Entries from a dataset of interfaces

========================================

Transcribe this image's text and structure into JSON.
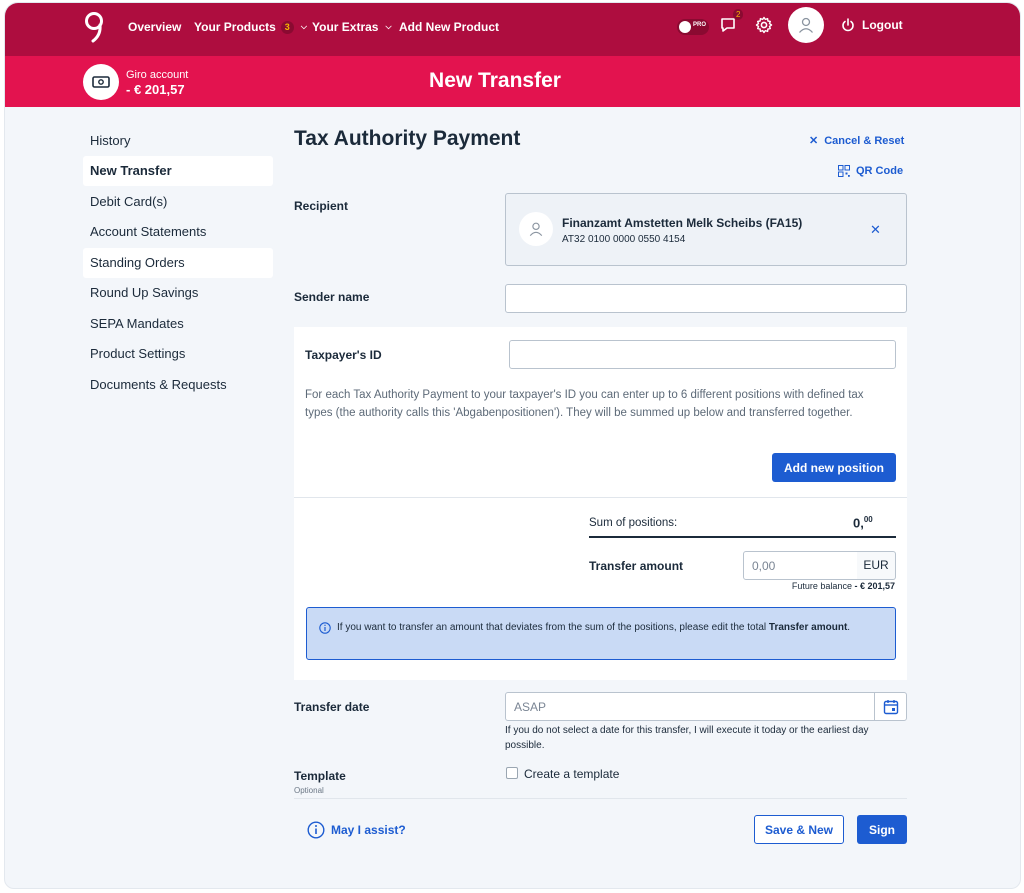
{
  "topbar": {
    "nav": [
      "Overview",
      "Your Products",
      "Your Extras",
      "Add New Product"
    ],
    "products_badge": "3",
    "pro_label": "PRO",
    "messages_badge": "2",
    "logout": "Logout"
  },
  "account": {
    "name": "Giro account",
    "balance": "- € 201,57"
  },
  "page_title": "New Transfer",
  "sidebar": {
    "items": [
      "History",
      "New Transfer",
      "Debit Card(s)",
      "Account Statements",
      "Standing Orders",
      "Round Up Savings",
      "SEPA Mandates",
      "Product Settings",
      "Documents & Requests"
    ],
    "active": "New Transfer"
  },
  "form": {
    "title": "Tax Authority Payment",
    "cancel_reset": "Cancel & Reset",
    "qr_code": "QR Code",
    "recipient_label": "Recipient",
    "recipient_name": "Finanzamt Amstetten Melk Scheibs (FA15)",
    "recipient_iban": "AT32 0100 0000 0550 4154",
    "sender_label": "Sender name",
    "sender_value": "",
    "taxpayer_label": "Taxpayer's ID",
    "taxpayer_value": "",
    "tax_info": "For each Tax Authority Payment to your taxpayer's ID you can enter up to 6 different positions with defined tax types (the authority calls this 'Abgabenpositionen'). They will be summed up below and transferred together.",
    "add_position": "Add new position",
    "sum_label": "Sum of positions:",
    "sum_value_int": "0,",
    "sum_value_dec": "00",
    "amount_label": "Transfer amount",
    "amount_placeholder": "0,00",
    "currency": "EUR",
    "future_label": "Future balance",
    "future_value": "- € 201,57",
    "info_text_pre": "If you want to transfer an amount that deviates from the sum of the positions, please edit the total ",
    "info_text_bold": "Transfer amount",
    "info_text_post": ".",
    "date_label": "Transfer date",
    "date_placeholder": "ASAP",
    "date_help": "If you do not select a date for this transfer, I will execute it today or the earliest day possible.",
    "template_label": "Template",
    "template_optional": "Optional",
    "template_checkbox": "Create a template",
    "assist": "May I assist?",
    "save_new": "Save & New",
    "sign": "Sign"
  },
  "colors": {
    "topbar": "#ae0d3f",
    "subbar": "#e3134f",
    "primary": "#1d5cd1",
    "background": "#f3f6fa"
  }
}
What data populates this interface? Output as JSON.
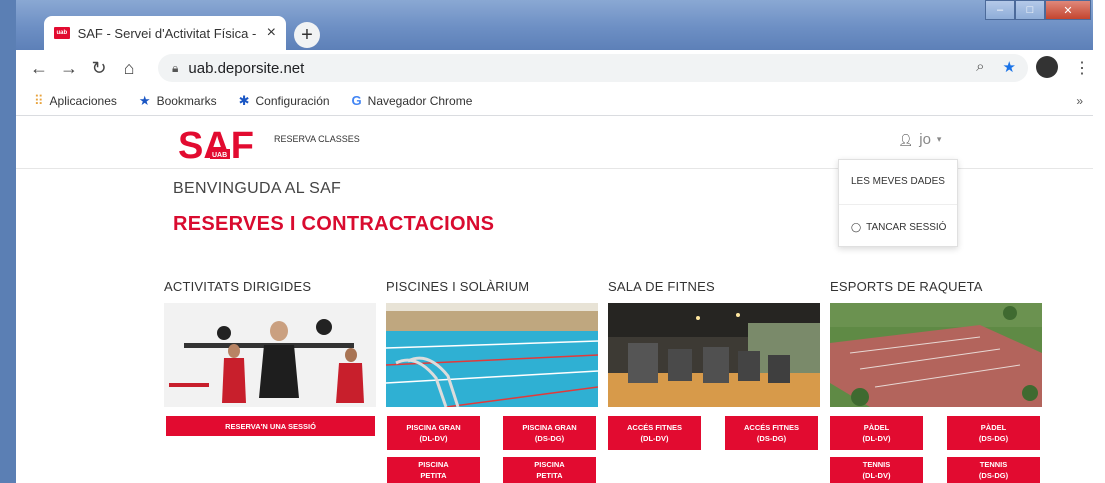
{
  "browser": {
    "tab_title": "SAF - Servei d'Activitat Física - Ur",
    "favicon_text": "uab",
    "url": "uab.deporsite.net",
    "bookmarks": [
      {
        "label": "Aplicaciones"
      },
      {
        "label": "Bookmarks"
      },
      {
        "label": "Configuración"
      },
      {
        "label": "Navegador Chrome"
      }
    ],
    "bookmarks_overflow": "»"
  },
  "site": {
    "logo_text": "SAF",
    "logo_sub": "UAB",
    "reserva_link": "RESERVA CLASSES",
    "user_label": "jo",
    "user_menu": [
      {
        "label": "LES MEVES DADES"
      },
      {
        "label": "TANCAR SESSIÓ"
      }
    ],
    "welcome": "BENVINGUDA AL SAF",
    "headline": "RESERVES I CONTRACTACIONS"
  },
  "sections": [
    {
      "title": "ACTIVITATS DIRIGIDES",
      "buttons": [
        "RESERVA'N UNA SESSIÓ"
      ]
    },
    {
      "title": "PISCINES I SOLÀRIUM",
      "buttons": [
        "PISCINA GRAN\n(DL-DV)",
        "PISCINA GRAN\n(DS-DG)",
        "PISCINA\nPETITA",
        "PISCINA\nPETITA"
      ]
    },
    {
      "title": "SALA DE FITNES",
      "buttons": [
        "ACCÉS FITNES\n(DL-DV)",
        "ACCÉS FITNES\n(DS-DG)"
      ]
    },
    {
      "title": "ESPORTS DE RAQUETA",
      "buttons": [
        "PÀDEL\n(DL-DV)",
        "PÀDEL\n(DS-DG)",
        "TENNIS\n(DL-DV)",
        "TENNIS\n(DS-DG)"
      ]
    }
  ],
  "colors": {
    "brand_red": "#e20b30",
    "headline_red": "#d90b2f"
  }
}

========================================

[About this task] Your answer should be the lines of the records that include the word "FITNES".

[Solution to this problem]
      "title": "SALA DE FITNES",
        "ACCÉS FITNES\n(DL-DV)",
        "ACCÉS FITNES\n(DS-DG)"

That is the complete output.